  4. At the end of the meeting, the Academic conduct panel will make a recommendation to the Head of Department and the student will be informed of the recommendation and afterwards will be able to make additional written representation to the Head of Department.
  5. In all cases, the Academic Conduct Panel will refer the matter to the Head of Department. In the event that it is confirmed that an offence has occurred, the Head of Department shall decide the penalty. If there is evidence of a serious case of cheating, the Head of Department may refer the case to an Investigating Committee of the Senate. The student shall be informed of the outcome. The student is also informed that they have a right to appeal to an Investigating Committee of the Senate against the decision. If the student accepts the penalty, the matter ends and the outcome is reported to the Examination Board. If the student appeals, the procedure relating to an Investigating Committee of the Senate is invoked.
  6. Penalties available are a reduction in mark for the piece of work in which the plagiarism has occurred (with or without the opportunity to resubmit or undertake a further assessment). The mark may be reduced up to the zero limit.

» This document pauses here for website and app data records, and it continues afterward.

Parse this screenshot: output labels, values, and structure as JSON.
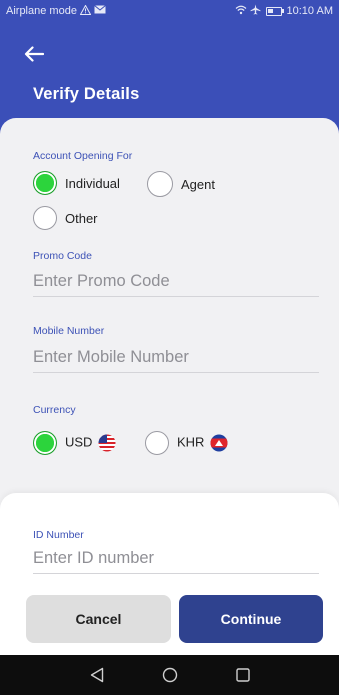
{
  "status_bar": {
    "left_text": "Airplane mode",
    "time": "10:10 AM",
    "icons": [
      "warning-icon",
      "mail-icon",
      "wifi-icon",
      "airplane-icon",
      "battery-icon"
    ]
  },
  "header": {
    "title": "Verify Details",
    "back_icon": "arrow-left-icon",
    "color": "#3b4fb8"
  },
  "account_opening": {
    "label": "Account Opening For",
    "options": [
      {
        "label": "Individual",
        "selected": true
      },
      {
        "label": "Agent",
        "selected": false
      },
      {
        "label": "Other",
        "selected": false
      }
    ]
  },
  "promo_code": {
    "label": "Promo Code",
    "placeholder": "Enter Promo Code",
    "value": ""
  },
  "mobile_number": {
    "label": "Mobile Number",
    "placeholder": "Enter Mobile Number",
    "value": ""
  },
  "currency": {
    "label": "Currency",
    "options": [
      {
        "label": "USD",
        "selected": true,
        "flag": "us-flag-icon"
      },
      {
        "label": "KHR",
        "selected": false,
        "flag": "cambodia-flag-icon"
      }
    ]
  },
  "id_number": {
    "label": "ID Number",
    "placeholder": "Enter ID number",
    "value": ""
  },
  "actions": {
    "cancel_label": "Cancel",
    "continue_label": "Continue",
    "continue_color": "#2f428f"
  },
  "nav_bar": {
    "icons": [
      "back-triangle-icon",
      "home-circle-icon",
      "recents-square-icon"
    ]
  }
}
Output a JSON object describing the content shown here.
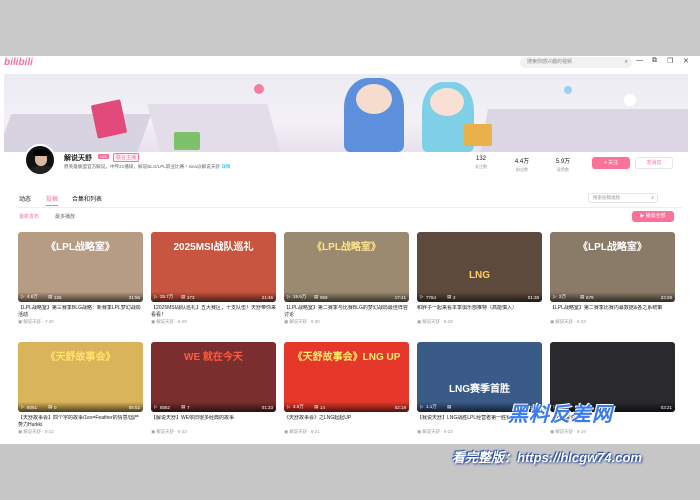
{
  "app": {
    "logo": "bilibili",
    "search_placeholder": "搜索你感兴趣的视频"
  },
  "window_controls": [
    "—",
    "❐",
    "✕",
    "⧉"
  ],
  "profile": {
    "name": "解说天舒",
    "level": "LV6",
    "badge": "联合主播",
    "bio": "原英雄联盟官方解说，中传21播硕，解说BLG/LPL职业比赛 * sina@解说天舒",
    "bio_edit": "详情",
    "stats": [
      {
        "value": "132",
        "label": "关注数"
      },
      {
        "value": "4.4万",
        "label": "粉丝数"
      },
      {
        "value": "5.9万",
        "label": "获赞数"
      }
    ],
    "follow_label": "+ 关注",
    "message_label": "发消息"
  },
  "tabs": [
    {
      "label": "动态",
      "active": false
    },
    {
      "label": "投稿",
      "active": true
    },
    {
      "label": "合集和列表",
      "active": false
    }
  ],
  "video_search_placeholder": "搜索投稿视频",
  "sort": [
    {
      "label": "最新发布",
      "active": true
    },
    {
      "label": "最多播放",
      "active": false
    }
  ],
  "play_all_label": "▶ 播放全部",
  "videos": [
    {
      "thumb_text": "《LPL战略室》",
      "views": "4.8万",
      "comments": "226",
      "duration": "31:56",
      "title": "【LPL战略室】第三赛季BLG战略：新赛季LPL梦幻战局活动",
      "author": "解说天舒",
      "date": "7-20",
      "bg": "#b79c84",
      "tc": "#ffffff"
    },
    {
      "thumb_text": "2025MSI战队巡礼",
      "views": "25.7万",
      "comments": "273",
      "duration": "21:46",
      "title": "【2025MSI战队巡礼】五大赛区，十支队伍！天舒带你来看看！",
      "author": "解说天舒",
      "date": "6-29",
      "bg": "#c8553f",
      "tc": "#ffffff"
    },
    {
      "thumb_text": "《LPL战略室》",
      "views": "19.9万",
      "comments": "959",
      "duration": "17:41",
      "title": "【LPL战略室】第二赛季与比赛BLG的梦幻战局最佳阵容讨论",
      "author": "解说天舒",
      "date": "6-30",
      "bg": "#9a8a70",
      "tc": "#ffe38a"
    },
    {
      "thumb_text": "LNG",
      "views": "7764",
      "comments": "2",
      "duration": "01:38",
      "title": "和胖子一起来看本季俱乐部推特（高能慎入）",
      "author": "解说天舒",
      "date": "6-29",
      "bg": "#5e4a3d",
      "tc": "#ffd35c"
    },
    {
      "thumb_text": "《LPL战略室》",
      "views": "2万",
      "comments": "679",
      "duration": "23:28",
      "title": "【LPL战略室】第二赛季比赛内幕数据&各之系统策",
      "author": "解说天舒",
      "date": "6-23",
      "bg": "#8a7b68",
      "tc": "#ffffff"
    },
    {
      "thumb_text": "《天舒故事会》",
      "views": "8061",
      "comments": "0",
      "duration": "05:52",
      "title": "【天舒故事会】四个字的故事/1es=Feather的情意/国产势力Hurkki",
      "author": "解说天舒",
      "date": "6-22",
      "bg": "#d9b45a",
      "tc": "#ffe36b"
    },
    {
      "thumb_text": "WE 就在今天",
      "views": "8562",
      "comments": "7",
      "duration": "01:33",
      "title": "【解说天舒】WE依旧很多经典的故事",
      "author": "解说天舒",
      "date": "6-23",
      "bg": "#7b2e2e",
      "tc": "#ff5a3c"
    },
    {
      "thumb_text": "《天舒故事会》LNG UP",
      "views": "3.5万",
      "comments": "14",
      "duration": "02:18",
      "title": "《天舒故事会》之LNG起起UP",
      "author": "解说天舒",
      "date": "6-21",
      "bg": "#e5372a",
      "tc": "#ffeb6b"
    },
    {
      "thumb_text": "LNG赛季首胜",
      "views": "1.1万",
      "comments": "",
      "duration": "01:48",
      "title": "【我说天舒】LNG战胜LPL经营者第一胜赛季首胜",
      "author": "解说天舒",
      "date": "6-23",
      "bg": "#3a5a88",
      "tc": "#ffffff"
    },
    {
      "thumb_text": "",
      "views": "2.8万",
      "comments": "",
      "duration": "03:21",
      "title": "【天舒解说】",
      "author": "解说天舒",
      "date": "6-19",
      "bg": "#2a2a2e",
      "tc": "#ffffff"
    }
  ],
  "watermark": {
    "line1": "黑料反差网",
    "line2": "看完整版：https://hlcgw74.com"
  },
  "refresh_icon": "↻"
}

Where a student has been penalised for cheating by WMG, subsequent instances will be reported to the Academic Registrar. In addition, where cheating or copying has been identified in a piece of work, WMG reserve the right to re-examine earlier submitted assignments for similar infringements and apply suitable penalties, retrospectively if necessary.

To avoid being accused of Cheating, students should note the following points of Departmental practice:

  • Acknowledgement of quoted work should take the form of a properly stated reference (author, work, date, page number), and the quoted part should be clearly denoted by suitable paragraphing, quotation marks, etc. (see below)
  • Work Previously Written by yourself: Submitting work that you have done previously (as part of this course or an earlier one) should be treated like any other reference source – just because you wrote it yourself doesn’t mean that it is acceptable to “re-use” it without acknowledgement. This would be termed auto-plagiarism..
  • Working together: WMG expects all Post Module Assignments to be individual pieces of work, except where the module tutor explicitly calls for and accepts a joint group report on a particular task. Whilst it is appropriate to discuss your ideas with colleagues in preparing for your assignments, the structure, content, and particularly "Discussion" and "Conclusion" sections should always be under sole authorship. Common working used by more than one student engaged on writing up the same task in a report (PMA/Project) submitted for credit should be acknowledged by a short note explaining the joint authorship. Within reason, this practice, if acknowledged, will not be discouraged or penalised, but joint authorship should be agreed in advance with the module tutor or Academic Supervisor.


You should note the advice provided by the University on how to avoid plagiarism and student information related to the use of a source matching system provided on the Plagiarism Avoidance section of the University Web site. Specifically you should note that the processing of your work is necessary for the legitimate interests noted above and is justified under Ground 6 of Schedule 2 of the Data Protection Act 1998.

In addition, you are STRONGLY advised to visit the University provided self-learning tool, PlagiarWISE, which will take you through information to help you avoid being accused of plagiarism and collusion and to understand proper referencing techniques.